# Exercise goal
Lines in the records below that contain the word "Estado" must each be copied.

· · · ·

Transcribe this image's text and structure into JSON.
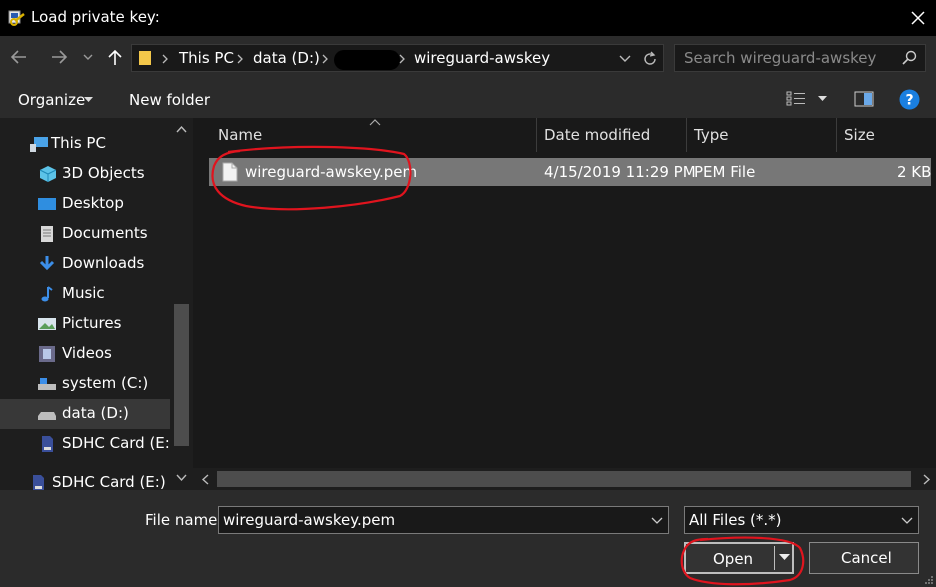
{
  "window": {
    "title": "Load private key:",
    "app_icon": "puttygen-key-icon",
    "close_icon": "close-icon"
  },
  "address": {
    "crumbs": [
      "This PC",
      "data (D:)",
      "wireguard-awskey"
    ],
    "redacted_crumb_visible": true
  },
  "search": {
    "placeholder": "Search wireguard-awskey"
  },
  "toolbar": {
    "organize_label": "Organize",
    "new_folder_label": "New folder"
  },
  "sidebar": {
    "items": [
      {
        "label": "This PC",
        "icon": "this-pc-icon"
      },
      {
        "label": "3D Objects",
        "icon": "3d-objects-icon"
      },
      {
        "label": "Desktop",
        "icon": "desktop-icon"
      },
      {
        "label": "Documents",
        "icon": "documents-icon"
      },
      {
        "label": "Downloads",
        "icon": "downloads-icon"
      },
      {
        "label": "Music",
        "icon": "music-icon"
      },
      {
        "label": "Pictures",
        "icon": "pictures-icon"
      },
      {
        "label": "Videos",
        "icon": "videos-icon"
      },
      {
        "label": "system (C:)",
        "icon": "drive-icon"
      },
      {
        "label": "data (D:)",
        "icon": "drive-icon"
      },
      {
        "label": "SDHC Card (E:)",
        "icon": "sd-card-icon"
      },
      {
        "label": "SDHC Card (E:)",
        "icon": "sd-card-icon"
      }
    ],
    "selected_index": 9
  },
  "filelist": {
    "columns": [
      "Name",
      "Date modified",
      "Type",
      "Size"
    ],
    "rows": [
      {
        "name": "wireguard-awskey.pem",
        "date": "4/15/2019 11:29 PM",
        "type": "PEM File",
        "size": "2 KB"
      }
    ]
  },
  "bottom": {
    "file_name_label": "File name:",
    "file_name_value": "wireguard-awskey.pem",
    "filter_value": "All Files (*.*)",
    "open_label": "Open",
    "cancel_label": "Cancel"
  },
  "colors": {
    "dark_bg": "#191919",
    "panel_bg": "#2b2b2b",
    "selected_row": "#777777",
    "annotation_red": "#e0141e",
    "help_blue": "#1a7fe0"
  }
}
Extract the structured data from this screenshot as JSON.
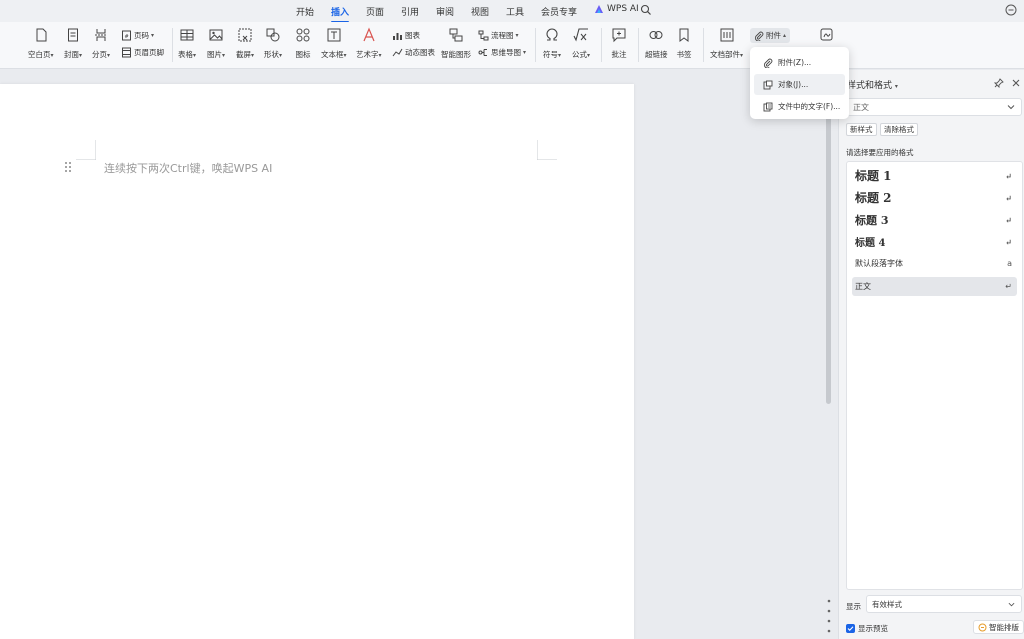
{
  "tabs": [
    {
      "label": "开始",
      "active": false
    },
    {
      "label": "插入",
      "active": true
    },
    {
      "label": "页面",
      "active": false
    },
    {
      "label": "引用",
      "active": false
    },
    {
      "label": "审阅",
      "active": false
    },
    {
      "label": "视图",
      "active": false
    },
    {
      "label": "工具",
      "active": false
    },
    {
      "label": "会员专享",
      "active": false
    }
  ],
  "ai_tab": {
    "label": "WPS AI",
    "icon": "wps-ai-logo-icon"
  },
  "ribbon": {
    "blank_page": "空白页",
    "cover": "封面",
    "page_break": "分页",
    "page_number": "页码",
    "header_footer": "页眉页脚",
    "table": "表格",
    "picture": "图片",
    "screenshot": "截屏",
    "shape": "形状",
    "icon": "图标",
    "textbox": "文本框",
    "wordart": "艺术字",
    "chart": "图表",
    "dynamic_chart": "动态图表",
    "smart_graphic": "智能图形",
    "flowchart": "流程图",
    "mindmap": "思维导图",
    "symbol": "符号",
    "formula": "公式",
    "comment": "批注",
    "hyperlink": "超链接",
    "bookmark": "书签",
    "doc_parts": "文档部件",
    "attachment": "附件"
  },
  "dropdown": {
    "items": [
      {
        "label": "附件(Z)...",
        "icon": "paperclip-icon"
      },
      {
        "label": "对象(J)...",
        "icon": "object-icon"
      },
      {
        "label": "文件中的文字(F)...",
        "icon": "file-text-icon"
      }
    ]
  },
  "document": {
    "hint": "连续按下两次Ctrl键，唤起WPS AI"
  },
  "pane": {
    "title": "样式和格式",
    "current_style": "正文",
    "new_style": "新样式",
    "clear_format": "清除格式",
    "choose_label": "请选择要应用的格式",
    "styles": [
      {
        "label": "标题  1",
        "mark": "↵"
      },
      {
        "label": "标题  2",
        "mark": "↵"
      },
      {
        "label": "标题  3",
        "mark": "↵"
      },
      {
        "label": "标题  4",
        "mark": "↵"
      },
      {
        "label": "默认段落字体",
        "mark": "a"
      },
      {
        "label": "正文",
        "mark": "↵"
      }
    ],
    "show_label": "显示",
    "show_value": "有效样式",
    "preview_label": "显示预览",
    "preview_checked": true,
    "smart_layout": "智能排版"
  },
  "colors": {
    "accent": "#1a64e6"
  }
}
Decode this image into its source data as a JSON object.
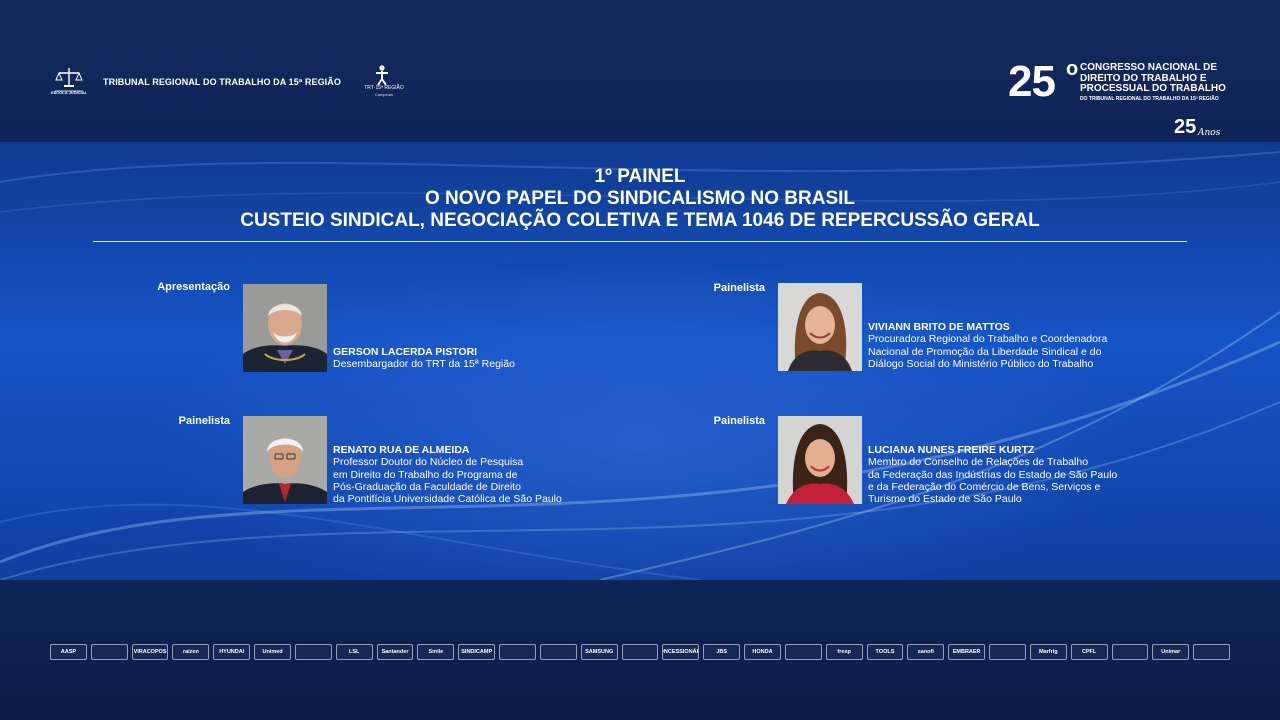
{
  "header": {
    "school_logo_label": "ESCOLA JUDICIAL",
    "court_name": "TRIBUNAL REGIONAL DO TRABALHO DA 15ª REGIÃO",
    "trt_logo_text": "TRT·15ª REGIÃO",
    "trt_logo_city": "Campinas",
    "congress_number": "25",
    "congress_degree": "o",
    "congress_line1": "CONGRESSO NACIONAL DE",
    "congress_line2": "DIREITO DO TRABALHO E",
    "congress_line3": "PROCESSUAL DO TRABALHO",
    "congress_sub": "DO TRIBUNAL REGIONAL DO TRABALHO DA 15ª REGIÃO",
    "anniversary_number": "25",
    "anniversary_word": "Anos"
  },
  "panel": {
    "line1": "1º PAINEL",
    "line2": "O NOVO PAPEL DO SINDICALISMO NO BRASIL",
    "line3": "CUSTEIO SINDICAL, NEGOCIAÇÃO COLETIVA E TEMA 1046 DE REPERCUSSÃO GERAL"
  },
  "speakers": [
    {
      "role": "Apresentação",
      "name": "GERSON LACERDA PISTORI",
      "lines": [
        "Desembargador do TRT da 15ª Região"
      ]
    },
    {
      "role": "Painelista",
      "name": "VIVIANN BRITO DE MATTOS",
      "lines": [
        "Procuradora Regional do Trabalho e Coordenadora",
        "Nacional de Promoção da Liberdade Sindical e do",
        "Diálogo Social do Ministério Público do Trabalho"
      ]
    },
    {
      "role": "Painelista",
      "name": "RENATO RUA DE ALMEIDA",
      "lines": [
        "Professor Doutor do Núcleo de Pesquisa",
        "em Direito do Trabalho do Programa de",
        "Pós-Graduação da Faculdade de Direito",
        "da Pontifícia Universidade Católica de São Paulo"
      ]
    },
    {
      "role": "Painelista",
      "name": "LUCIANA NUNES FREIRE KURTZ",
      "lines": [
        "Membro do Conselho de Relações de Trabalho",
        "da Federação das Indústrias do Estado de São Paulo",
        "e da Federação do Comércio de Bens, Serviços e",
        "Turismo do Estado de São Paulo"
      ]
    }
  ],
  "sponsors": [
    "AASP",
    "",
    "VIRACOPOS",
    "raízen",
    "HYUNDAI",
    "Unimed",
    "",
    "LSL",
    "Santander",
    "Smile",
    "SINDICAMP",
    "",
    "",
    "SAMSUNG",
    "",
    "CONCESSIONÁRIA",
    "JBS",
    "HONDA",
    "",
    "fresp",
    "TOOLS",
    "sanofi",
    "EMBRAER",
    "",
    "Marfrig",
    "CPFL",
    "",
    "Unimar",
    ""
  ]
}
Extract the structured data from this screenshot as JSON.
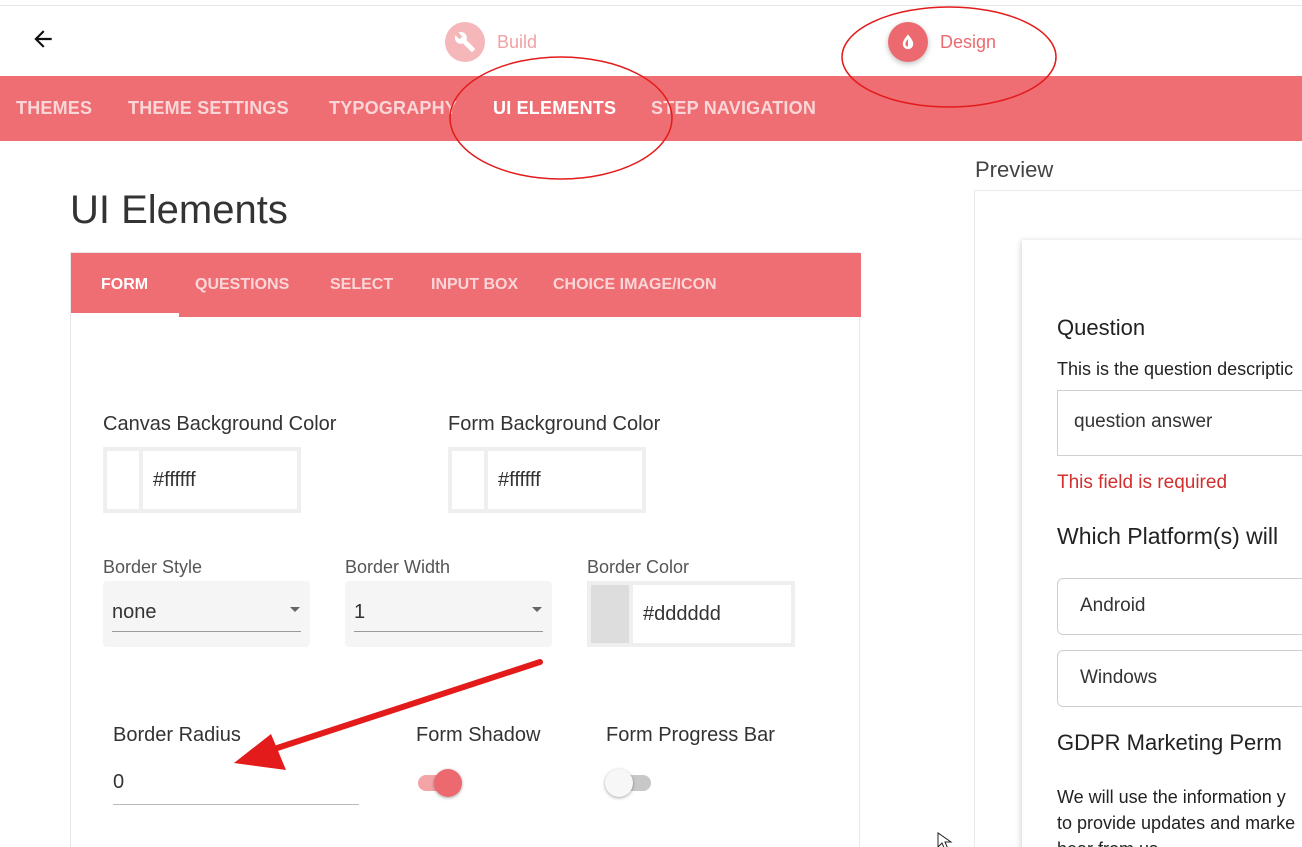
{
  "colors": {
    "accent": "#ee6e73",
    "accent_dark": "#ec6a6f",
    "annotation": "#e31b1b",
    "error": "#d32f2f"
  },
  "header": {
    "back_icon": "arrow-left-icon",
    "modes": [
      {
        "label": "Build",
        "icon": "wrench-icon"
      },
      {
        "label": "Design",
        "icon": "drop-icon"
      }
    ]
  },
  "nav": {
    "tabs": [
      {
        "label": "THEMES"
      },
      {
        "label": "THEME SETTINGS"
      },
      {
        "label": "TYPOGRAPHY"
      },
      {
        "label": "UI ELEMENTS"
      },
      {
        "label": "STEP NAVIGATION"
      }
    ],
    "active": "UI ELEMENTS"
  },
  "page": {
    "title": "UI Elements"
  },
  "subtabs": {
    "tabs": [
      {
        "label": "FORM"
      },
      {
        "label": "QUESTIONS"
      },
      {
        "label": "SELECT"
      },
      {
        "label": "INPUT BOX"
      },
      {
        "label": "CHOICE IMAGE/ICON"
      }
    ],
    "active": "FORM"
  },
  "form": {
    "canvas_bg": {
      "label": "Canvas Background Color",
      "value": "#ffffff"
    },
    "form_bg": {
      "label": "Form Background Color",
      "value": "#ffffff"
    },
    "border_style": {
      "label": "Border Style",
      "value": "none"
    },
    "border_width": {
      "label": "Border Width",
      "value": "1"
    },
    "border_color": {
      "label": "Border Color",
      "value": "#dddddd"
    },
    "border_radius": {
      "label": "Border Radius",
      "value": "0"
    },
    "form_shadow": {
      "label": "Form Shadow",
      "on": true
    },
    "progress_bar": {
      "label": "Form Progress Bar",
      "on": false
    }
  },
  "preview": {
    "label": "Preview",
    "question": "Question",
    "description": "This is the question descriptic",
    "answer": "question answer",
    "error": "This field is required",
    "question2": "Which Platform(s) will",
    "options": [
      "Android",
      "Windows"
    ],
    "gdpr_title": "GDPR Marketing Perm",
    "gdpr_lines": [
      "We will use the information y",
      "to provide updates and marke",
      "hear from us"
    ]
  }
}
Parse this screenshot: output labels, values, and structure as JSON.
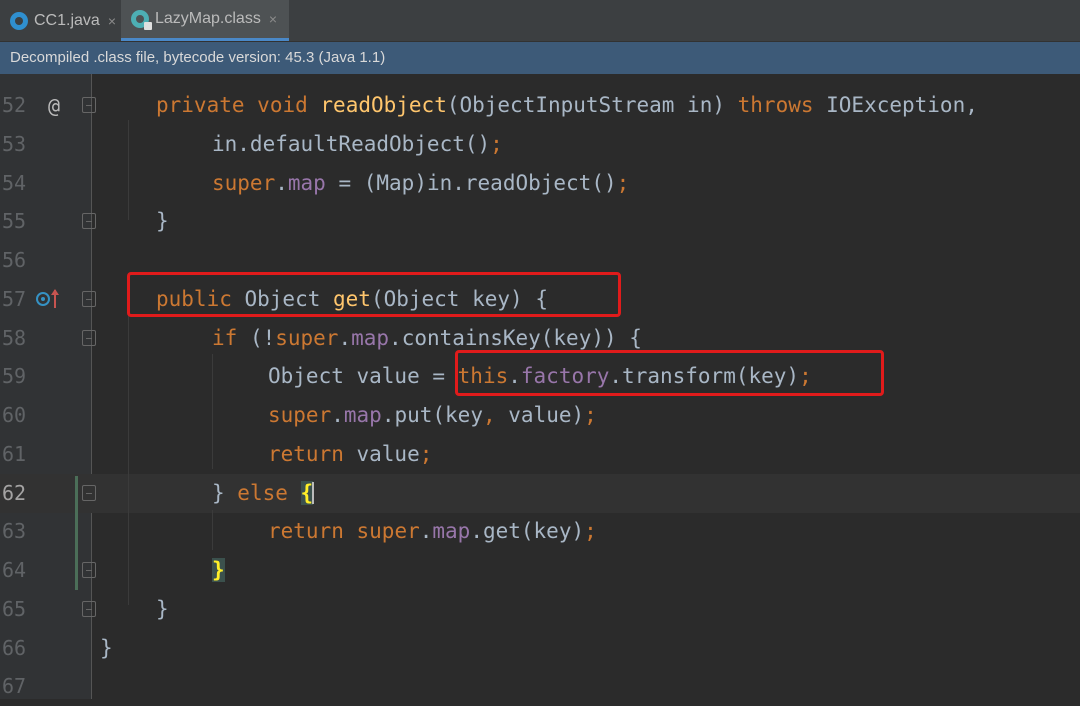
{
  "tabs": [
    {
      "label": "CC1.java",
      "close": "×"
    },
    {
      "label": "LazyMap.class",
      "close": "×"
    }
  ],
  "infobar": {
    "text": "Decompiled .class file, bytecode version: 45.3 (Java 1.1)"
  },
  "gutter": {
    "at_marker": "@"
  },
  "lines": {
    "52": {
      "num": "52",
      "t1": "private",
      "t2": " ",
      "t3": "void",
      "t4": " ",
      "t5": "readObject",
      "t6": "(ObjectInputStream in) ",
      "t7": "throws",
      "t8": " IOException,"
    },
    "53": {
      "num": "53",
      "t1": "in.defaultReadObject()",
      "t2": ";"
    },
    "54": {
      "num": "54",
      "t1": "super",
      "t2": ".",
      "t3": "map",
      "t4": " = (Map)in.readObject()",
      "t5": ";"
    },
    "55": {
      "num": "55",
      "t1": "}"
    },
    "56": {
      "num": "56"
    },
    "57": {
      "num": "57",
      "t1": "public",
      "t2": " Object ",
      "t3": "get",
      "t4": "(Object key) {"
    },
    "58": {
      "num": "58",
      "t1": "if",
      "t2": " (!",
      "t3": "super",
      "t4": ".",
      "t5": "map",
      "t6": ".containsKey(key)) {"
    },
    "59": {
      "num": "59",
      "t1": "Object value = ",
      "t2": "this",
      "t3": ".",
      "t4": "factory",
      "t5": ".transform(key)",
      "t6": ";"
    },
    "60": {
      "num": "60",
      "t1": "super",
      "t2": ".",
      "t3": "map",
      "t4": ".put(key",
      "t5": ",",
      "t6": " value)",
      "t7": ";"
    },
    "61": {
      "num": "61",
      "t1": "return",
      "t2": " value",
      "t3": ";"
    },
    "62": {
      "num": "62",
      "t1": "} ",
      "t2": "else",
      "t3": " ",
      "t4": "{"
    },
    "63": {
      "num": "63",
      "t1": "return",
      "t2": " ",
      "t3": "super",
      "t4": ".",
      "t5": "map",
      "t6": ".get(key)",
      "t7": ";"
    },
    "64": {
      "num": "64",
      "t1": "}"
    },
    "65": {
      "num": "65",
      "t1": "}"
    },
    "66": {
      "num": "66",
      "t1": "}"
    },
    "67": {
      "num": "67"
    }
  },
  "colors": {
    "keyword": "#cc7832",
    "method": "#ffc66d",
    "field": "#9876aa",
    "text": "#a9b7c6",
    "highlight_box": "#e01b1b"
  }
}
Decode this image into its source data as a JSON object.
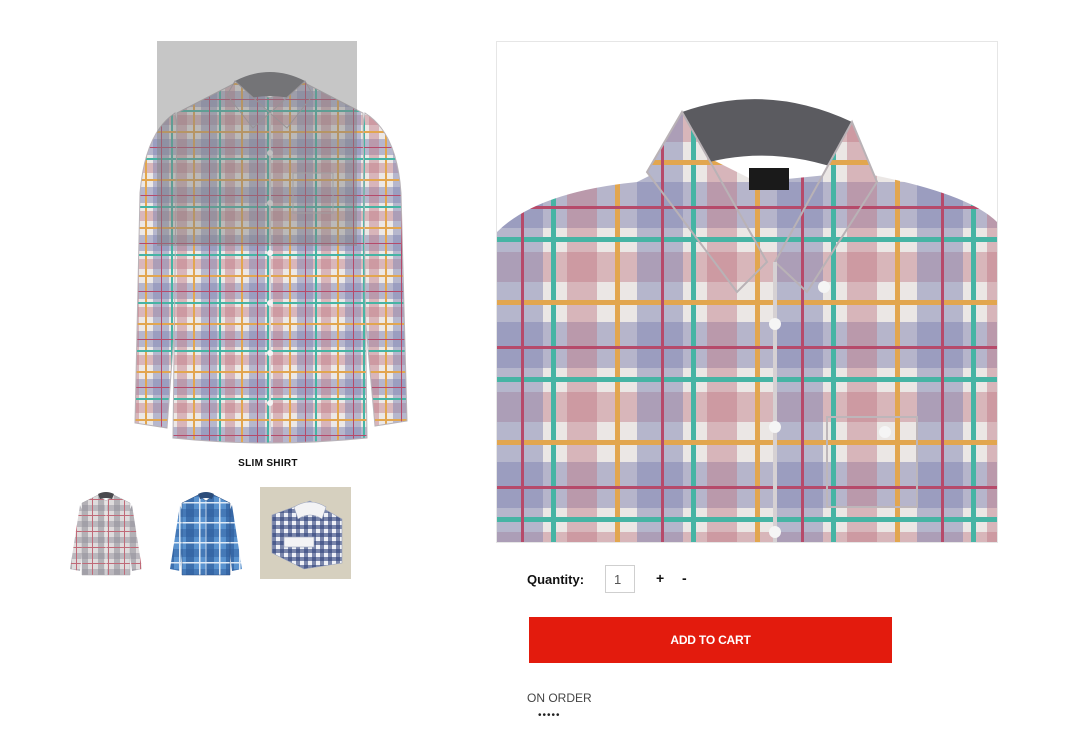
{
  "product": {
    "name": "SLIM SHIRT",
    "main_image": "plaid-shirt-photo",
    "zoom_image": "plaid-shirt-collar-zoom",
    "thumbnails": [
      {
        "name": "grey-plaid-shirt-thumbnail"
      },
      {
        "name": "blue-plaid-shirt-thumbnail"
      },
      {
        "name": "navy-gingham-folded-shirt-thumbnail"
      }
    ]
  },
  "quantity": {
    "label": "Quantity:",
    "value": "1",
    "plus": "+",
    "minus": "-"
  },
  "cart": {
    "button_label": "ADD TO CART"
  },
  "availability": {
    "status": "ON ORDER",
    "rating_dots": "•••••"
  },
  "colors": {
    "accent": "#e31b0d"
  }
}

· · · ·

# Written solution
        "da Federação das Indústrias do Estado de São Paulo",
        "Turismo do Estado de São Paulo"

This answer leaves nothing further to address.